Backstory: “My editor at my agency suggested I might give obtaining a hard to get portrait of Bill Ayers a try. ‘A local kid might have a better shot,’ he advised on the phone a few weeks before the election. I sent Ayers an e-mail and to my surprise he responded not too much time before election day, writing that he had been out of the country and traveled back the Sunday before election day from Asia. We figured out a time to meet mid-morning, near a vacant lot on the near West Side. The first thing he asked me was where I went to high school. We played a few rounds of do-you-know-so-and-so but came up blank. Perhaps a bit more time would have materialized better results, afterall Chicago is the greatest small town on earth, a veritable village. After I took his portrait, he repeated over and over, ‘I am not a terrorist, I am not a terrorist…,’ appearing visibly shaken by the accusation made repeatedly by Sarah Palin in particular with regard to his past as a member of The Weather Underground and the group’s attack on a Pentagon lavatory.

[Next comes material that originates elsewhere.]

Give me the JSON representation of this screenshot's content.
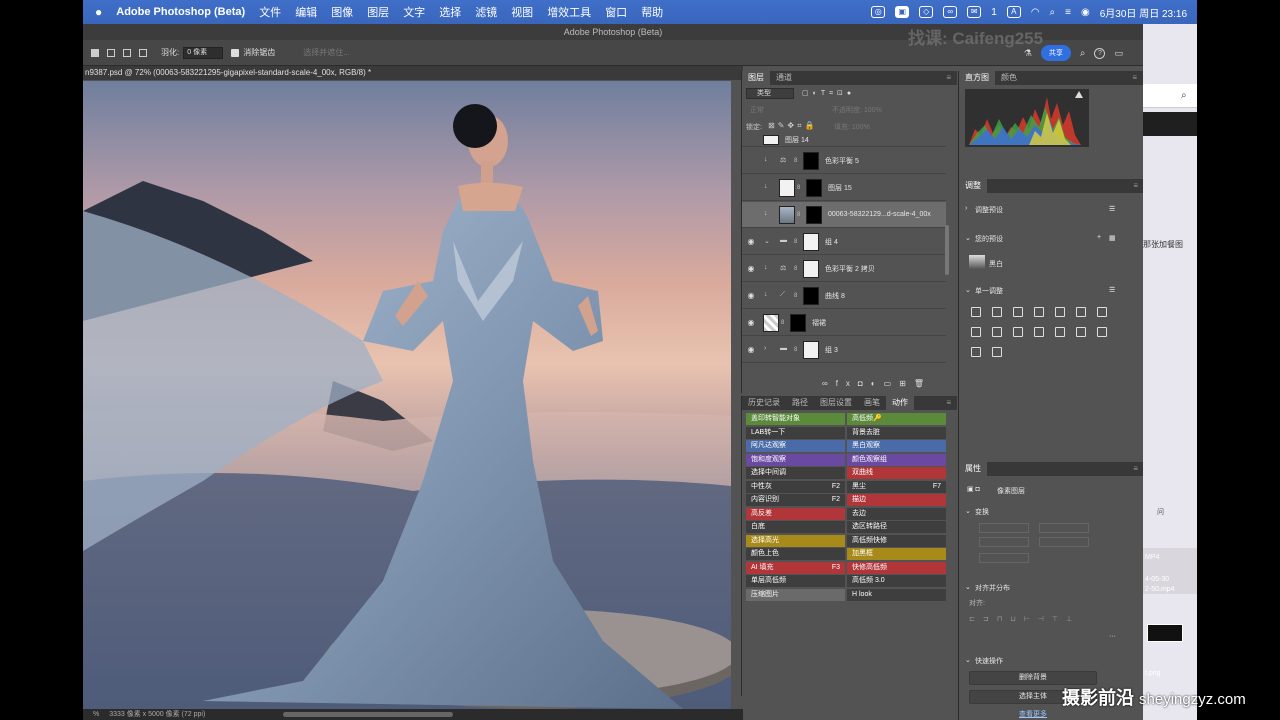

The accusation snowballed into an unsuccessful effort to link his past to the candidacy of Barack Obama, which failed in part because Obama was much too young to have taken any role in the bitterness of the Vietnam era.”
Backstory: “Blagojevich was a talker but his neediness was of the most predictable sort, the vanity trap of the political class. You would never have to interrogate Rod Blagojevich. He gave me a pen, perhaps one of the last if not the last he could give out that said ‘Governor Rod Blagojevich’ while he was still Governor Rod Blagojevich. When we returned from Springfield and arrived at his house, I asked if we could go inside and he said he did not think Patti, his wife, would like that. When he got out of the car, we stayed parked a few minutes and watched as he enjoyed the stake-out, the crush of reporters, photographers, and videographers that surrounded the stairwell to his home as he walked at the pace of a crawl up the steps. He was riding out the publicity to the last moment. Little did we know that would hardly be the last moment.”
One last note. The Libyan government is currently believed to be holding four New York Times reporters, among them photographers Lynsey Addario and Tyler Hicks, despite promises of their release made by Saif Qaddafi to ABC News’ Christiane Amanpour. Lynsey’s work has long been an inspiration since I was first introduced to her portfolio. Tyler’s book “Histories Are Mirrors” is an extraordinary visual study in comparative war and the final days of failing regimes. Anthony Shadid and Stephen Farrell are the two reporters; Farrell is British, the others are American citizens. Like many in the journalistic profession and readers of The New York Times, I hope for their release soon. UPDATE: The four New York Times journalists were released to Turkish diplomats in Tripoli, while 13 reporters remain missing according to the Committee to Protect Journalists.